Task prompt — Give the entries back exactly, dropping each image.

::::::

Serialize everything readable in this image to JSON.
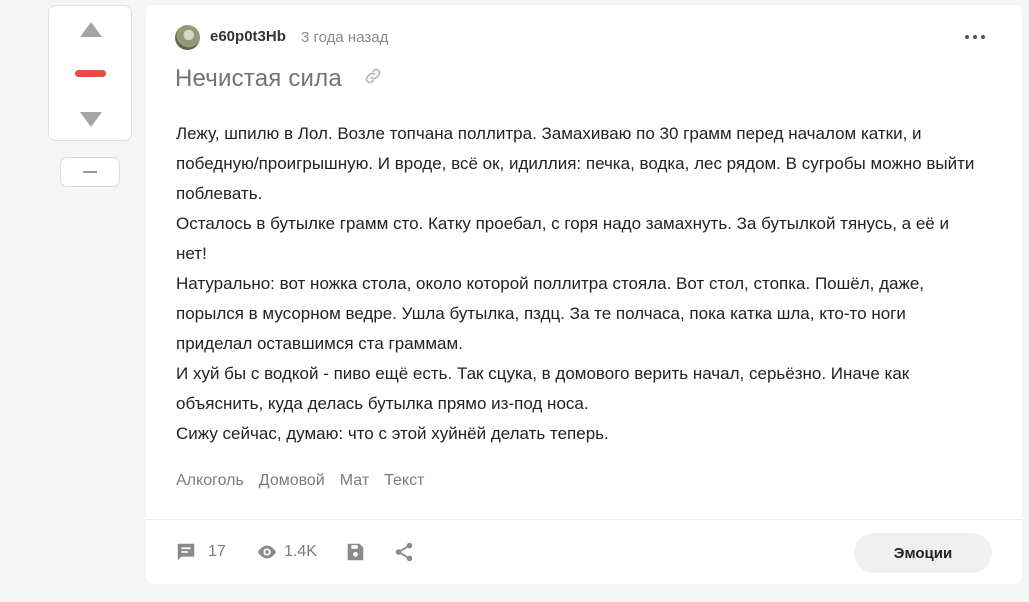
{
  "post": {
    "author": "e60p0t3Hb",
    "time_ago": "3 года назад",
    "title": "Нечистая сила",
    "paragraphs": [
      "Лежу, шпилю в Лол. Возле топчана поллитра. Замахиваю по 30 грамм перед началом катки, и победную/проигрышную. И вроде, всё ок, идиллия: печка, водка, лес рядом. В сугробы можно выйти поблевать.",
      "Осталось в бутылке грамм сто. Катку проебал, с горя надо замахнуть. За бутылкой тянусь, а её и нет!",
      "Натурально: вот ножка стола, около которой поллитра стояла. Вот стол, стопка. Пошёл, даже, порылся в мусорном ведре. Ушла бутылка, пздц. За те полчаса, пока катка шла, кто-то ноги приделал оставшимся ста граммам.",
      "И хуй бы с водкой - пиво ещё есть. Так сцука, в домового верить начал, серьёзно. Иначе как объяснить, куда делась бутылка прямо из-под носа.",
      "Сижу сейчас, думаю: что с этой хуйнёй делать теперь."
    ],
    "tags": [
      "Алкоголь",
      "Домовой",
      "Мат",
      "Текст"
    ]
  },
  "footer": {
    "comments_count": "17",
    "views_count": "1.4K",
    "emotions_label": "Эмоции"
  },
  "colors": {
    "vote_mid": "#e04e45",
    "icon_gray": "#8a8a8a"
  },
  "icons": [
    "arrow-up-icon",
    "arrow-down-icon",
    "more-icon",
    "link-icon",
    "comment-icon",
    "eye-icon",
    "save-icon",
    "share-icon"
  ]
}
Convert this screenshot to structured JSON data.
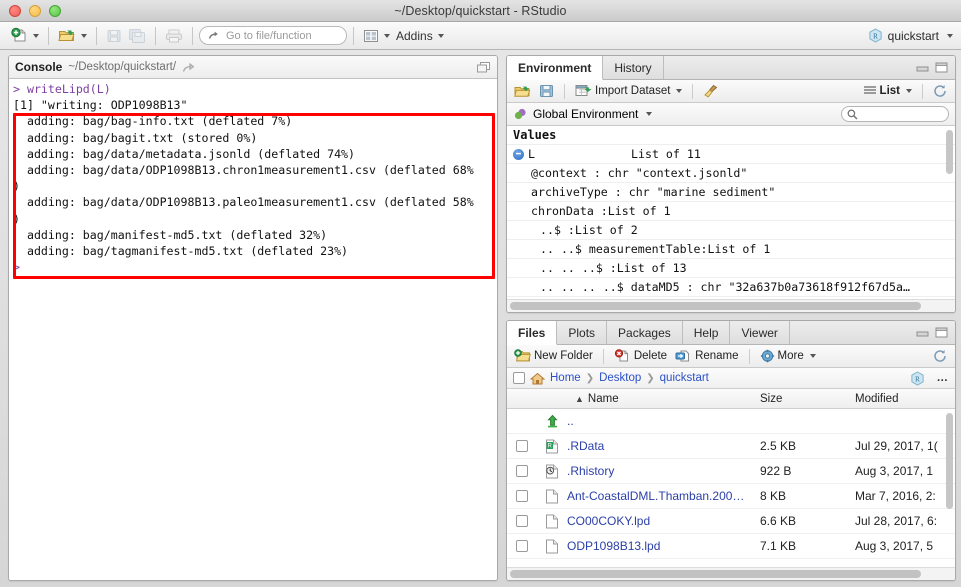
{
  "window": {
    "title": "~/Desktop/quickstart - RStudio",
    "traffic_lights": [
      "close",
      "minimize",
      "zoom"
    ]
  },
  "toolbar": {
    "new_file_label": "new-file",
    "open_label": "open-file",
    "save_label": "save",
    "save_all_label": "save-all",
    "print_label": "print",
    "goto_placeholder": "Go to file/function",
    "panes_label": "workspace-panes",
    "addins_label": "Addins",
    "project_label": "quickstart"
  },
  "console": {
    "title": "Console",
    "path": "~/Desktop/quickstart/",
    "lines": [
      {
        "type": "prompt",
        "text": "> writeLipd(L)"
      },
      {
        "type": "output",
        "text": "[1] \"writing: ODP1098B13\""
      },
      {
        "type": "output",
        "text": "  adding: bag/bag-info.txt (deflated 7%)"
      },
      {
        "type": "output",
        "text": "  adding: bag/bagit.txt (stored 0%)"
      },
      {
        "type": "output",
        "text": "  adding: bag/data/metadata.jsonld (deflated 74%)"
      },
      {
        "type": "output",
        "text": "  adding: bag/data/ODP1098B13.chron1measurement1.csv (deflated 68%"
      },
      {
        "type": "output",
        "text": ")"
      },
      {
        "type": "output",
        "text": "  adding: bag/data/ODP1098B13.paleo1measurement1.csv (deflated 58%"
      },
      {
        "type": "output",
        "text": ")"
      },
      {
        "type": "output",
        "text": "  adding: bag/manifest-md5.txt (deflated 32%)"
      },
      {
        "type": "output",
        "text": "  adding: bag/tagmanifest-md5.txt (deflated 23%)"
      },
      {
        "type": "prompt",
        "text": ">"
      }
    ],
    "highlight_color": "#ff0000"
  },
  "environment": {
    "tabs": [
      {
        "label": "Environment",
        "active": true
      },
      {
        "label": "History",
        "active": false
      }
    ],
    "toolbar": {
      "load_label": "load-workspace",
      "save_label": "save-workspace",
      "import_label": "Import Dataset",
      "clear_label": "clear-objects",
      "view_mode": "List",
      "refresh_label": "refresh"
    },
    "scope": "Global Environment",
    "search_placeholder": "",
    "section_label": "Values",
    "rows": [
      {
        "name": "L",
        "value": "List of 11",
        "expandable": true,
        "indent": 0
      },
      {
        "name": "",
        "value": "@context : chr \"context.jsonld\"",
        "expandable": false,
        "indent": 1
      },
      {
        "name": "",
        "value": "archiveType : chr \"marine sediment\"",
        "expandable": false,
        "indent": 1
      },
      {
        "name": "",
        "value": "chronData :List of 1",
        "expandable": false,
        "indent": 1
      },
      {
        "name": "",
        "value": "..$ :List of 2",
        "expandable": false,
        "indent": 2
      },
      {
        "name": "",
        "value": ".. ..$ measurementTable:List of 1",
        "expandable": false,
        "indent": 2
      },
      {
        "name": "",
        "value": ".. .. ..$ :List of 13",
        "expandable": false,
        "indent": 2
      },
      {
        "name": "",
        "value": ".. .. .. ..$ dataMD5 : chr \"32a637b0a73618f912f67d5a…",
        "expandable": false,
        "indent": 2
      }
    ]
  },
  "files": {
    "tabs": [
      {
        "label": "Files",
        "active": true
      },
      {
        "label": "Plots",
        "active": false
      },
      {
        "label": "Packages",
        "active": false
      },
      {
        "label": "Help",
        "active": false
      },
      {
        "label": "Viewer",
        "active": false
      }
    ],
    "toolbar": {
      "new_folder_label": "New Folder",
      "delete_label": "Delete",
      "rename_label": "Rename",
      "more_label": "More",
      "refresh_label": "refresh"
    },
    "breadcrumb": [
      "Home",
      "Desktop",
      "quickstart"
    ],
    "more_button_label": "…",
    "columns": [
      "Name",
      "Size",
      "Modified"
    ],
    "sort_column": "Name",
    "sort_direction": "asc",
    "rows": [
      {
        "name": "..",
        "size": "",
        "modified": "",
        "icon": "up-folder-icon",
        "checkbox": false
      },
      {
        "name": ".RData",
        "size": "2.5 KB",
        "modified": "Jul 29, 2017, 1(",
        "icon": "rdata-icon",
        "checkbox": true
      },
      {
        "name": ".Rhistory",
        "size": "922 B",
        "modified": "Aug 3, 2017, 1",
        "icon": "rhistory-icon",
        "checkbox": true
      },
      {
        "name": "Ant-CoastalDML.Thamban.200…",
        "size": "8 KB",
        "modified": "Mar 7, 2016, 2:",
        "icon": "file-icon",
        "checkbox": true
      },
      {
        "name": "CO00COKY.lpd",
        "size": "6.6 KB",
        "modified": "Jul 28, 2017, 6:",
        "icon": "file-icon",
        "checkbox": true
      },
      {
        "name": "ODP1098B13.lpd",
        "size": "7.1 KB",
        "modified": "Aug 3, 2017, 5",
        "icon": "file-icon",
        "checkbox": true
      }
    ]
  }
}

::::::

Response —
Serialize everything readable in this image to JSON.
{
  "post": {
    "author": "e60p0t3Hb",
    "time_ago": "3 года назад",
    "title": "Нечистая сила",
    "paragraphs": [
      "Лежу, шпилю в Лол. Возле топчана поллитра. Замахиваю по 30 грамм перед началом катки, и победную/проигрышную. И вроде, всё ок, идиллия: печка, водка, лес рядом. В сугробы можно выйти поблевать.",
      "Осталось в бутылке грамм сто. Катку проебал, с горя надо замахнуть. За бутылкой тянусь, а её и нет!",
      "Натурально: вот ножка стола, около которой поллитра стояла. Вот стол, стопка. Пошёл, даже, порылся в мусорном ведре. Ушла бутылка, пздц. За те полчаса, пока катка шла, кто-то ноги приделал оставшимся ста граммам.",
      "И хуй бы с водкой - пиво ещё есть. Так сцука, в домового верить начал, серьёзно. Иначе как объяснить, куда делась бутылка прямо из-под носа.",
      "Сижу сейчас, думаю: что с этой хуйнёй делать теперь."
    ],
    "tags": [
      "Алкоголь",
      "Домовой",
      "Мат",
      "Текст"
    ]
  },
  "footer": {
    "comments_count": "17",
    "views_count": "1.4K",
    "emotions_label": "Эмоции"
  },
  "colors": {
    "vote_mid": "#e04e45",
    "icon_gray": "#8a8a8a"
  },
  "icons": [
    "arrow-up-icon",
    "arrow-down-icon",
    "more-icon",
    "link-icon",
    "comment-icon",
    "eye-icon",
    "save-icon",
    "share-icon"
  ]
}
Convert this screenshot to structured JSON data.
{
  "window": {
    "title": "~/Desktop/quickstart - RStudio",
    "traffic_lights": [
      "close",
      "minimize",
      "zoom"
    ]
  },
  "toolbar": {
    "new_file_label": "new-file",
    "open_label": "open-file",
    "save_label": "save",
    "save_all_label": "save-all",
    "print_label": "print",
    "goto_placeholder": "Go to file/function",
    "panes_label": "workspace-panes",
    "addins_label": "Addins",
    "project_label": "quickstart"
  },
  "console": {
    "title": "Console",
    "path": "~/Desktop/quickstart/",
    "lines": [
      {
        "type": "prompt",
        "text": "> writeLipd(L)"
      },
      {
        "type": "output",
        "text": "[1] \"writing: ODP1098B13\""
      },
      {
        "type": "output",
        "text": "  adding: bag/bag-info.txt (deflated 7%)"
      },
      {
        "type": "output",
        "text": "  adding: bag/bagit.txt (stored 0%)"
      },
      {
        "type": "output",
        "text": "  adding: bag/data/metadata.jsonld (deflated 74%)"
      },
      {
        "type": "output",
        "text": "  adding: bag/data/ODP1098B13.chron1measurement1.csv (deflated 68%"
      },
      {
        "type": "output",
        "text": ")"
      },
      {
        "type": "output",
        "text": "  adding: bag/data/ODP1098B13.paleo1measurement1.csv (deflated 58%"
      },
      {
        "type": "output",
        "text": ")"
      },
      {
        "type": "output",
        "text": "  adding: bag/manifest-md5.txt (deflated 32%)"
      },
      {
        "type": "output",
        "text": "  adding: bag/tagmanifest-md5.txt (deflated 23%)"
      },
      {
        "type": "prompt",
        "text": ">"
      }
    ],
    "highlight_color": "#ff0000"
  },
  "environment": {
    "tabs": [
      {
        "label": "Environment",
        "active": true
      },
      {
        "label": "History",
        "active": false
      }
    ],
    "toolbar": {
      "load_label": "load-workspace",
      "save_label": "save-workspace",
      "import_label": "Import Dataset",
      "clear_label": "clear-objects",
      "view_mode": "List",
      "refresh_label": "refresh"
    },
    "scope": "Global Environment",
    "search_placeholder": "",
    "section_label": "Values",
    "rows": [
      {
        "name": "L",
        "value": "List of 11",
        "expandable": true,
        "indent": 0
      },
      {
        "name": "",
        "value": "@context : chr \"context.jsonld\"",
        "expandable": false,
        "indent": 1
      },
      {
        "name": "",
        "value": "archiveType : chr \"marine sediment\"",
        "expandable": false,
        "indent": 1
      },
      {
        "name": "",
        "value": "chronData :List of 1",
        "expandable": false,
        "indent": 1
      },
      {
        "name": "",
        "value": "..$ :List of 2",
        "expandable": false,
        "indent": 2
      },
      {
        "name": "",
        "value": ".. ..$ measurementTable:List of 1",
        "expandable": false,
        "indent": 2
      },
      {
        "name": "",
        "value": ".. .. ..$ :List of 13",
        "expandable": false,
        "indent": 2
      },
      {
        "name": "",
        "value": ".. .. .. ..$ dataMD5 : chr \"32a637b0a73618f912f67d5a…",
        "expandable": false,
        "indent": 2
      }
    ]
  },
  "files": {
    "tabs": [
      {
        "label": "Files",
        "active": true
      },
      {
        "label": "Plots",
        "active": false
      },
      {
        "label": "Packages",
        "active": false
      },
      {
        "label": "Help",
        "active": false
      },
      {
        "label": "Viewer",
        "active": false
      }
    ],
    "toolbar": {
      "new_folder_label": "New Folder",
      "delete_label": "Delete",
      "rename_label": "Rename",
      "more_label": "More",
      "refresh_label": "refresh"
    },
    "breadcrumb": [
      "Home",
      "Desktop",
      "quickstart"
    ],
    "more_button_label": "…",
    "columns": [
      "Name",
      "Size",
      "Modified"
    ],
    "sort_column": "Name",
    "sort_direction": "asc",
    "rows": [
      {
        "name": "..",
        "size": "",
        "modified": "",
        "icon": "up-folder-icon",
        "checkbox": false
      },
      {
        "name": ".RData",
        "size": "2.5 KB",
        "modified": "Jul 29, 2017, 1(",
        "icon": "rdata-icon",
        "checkbox": true
      },
      {
        "name": ".Rhistory",
        "size": "922 B",
        "modified": "Aug 3, 2017, 1",
        "icon": "rhistory-icon",
        "checkbox": true
      },
      {
        "name": "Ant-CoastalDML.Thamban.200…",
        "size": "8 KB",
        "modified": "Mar 7, 2016, 2:",
        "icon": "file-icon",
        "checkbox": true
      },
      {
        "name": "CO00COKY.lpd",
        "size": "6.6 KB",
        "modified": "Jul 28, 2017, 6:",
        "icon": "file-icon",
        "checkbox": true
      },
      {
        "name": "ODP1098B13.lpd",
        "size": "7.1 KB",
        "modified": "Aug 3, 2017, 5",
        "icon": "file-icon",
        "checkbox": true
      }
    ]
  }
}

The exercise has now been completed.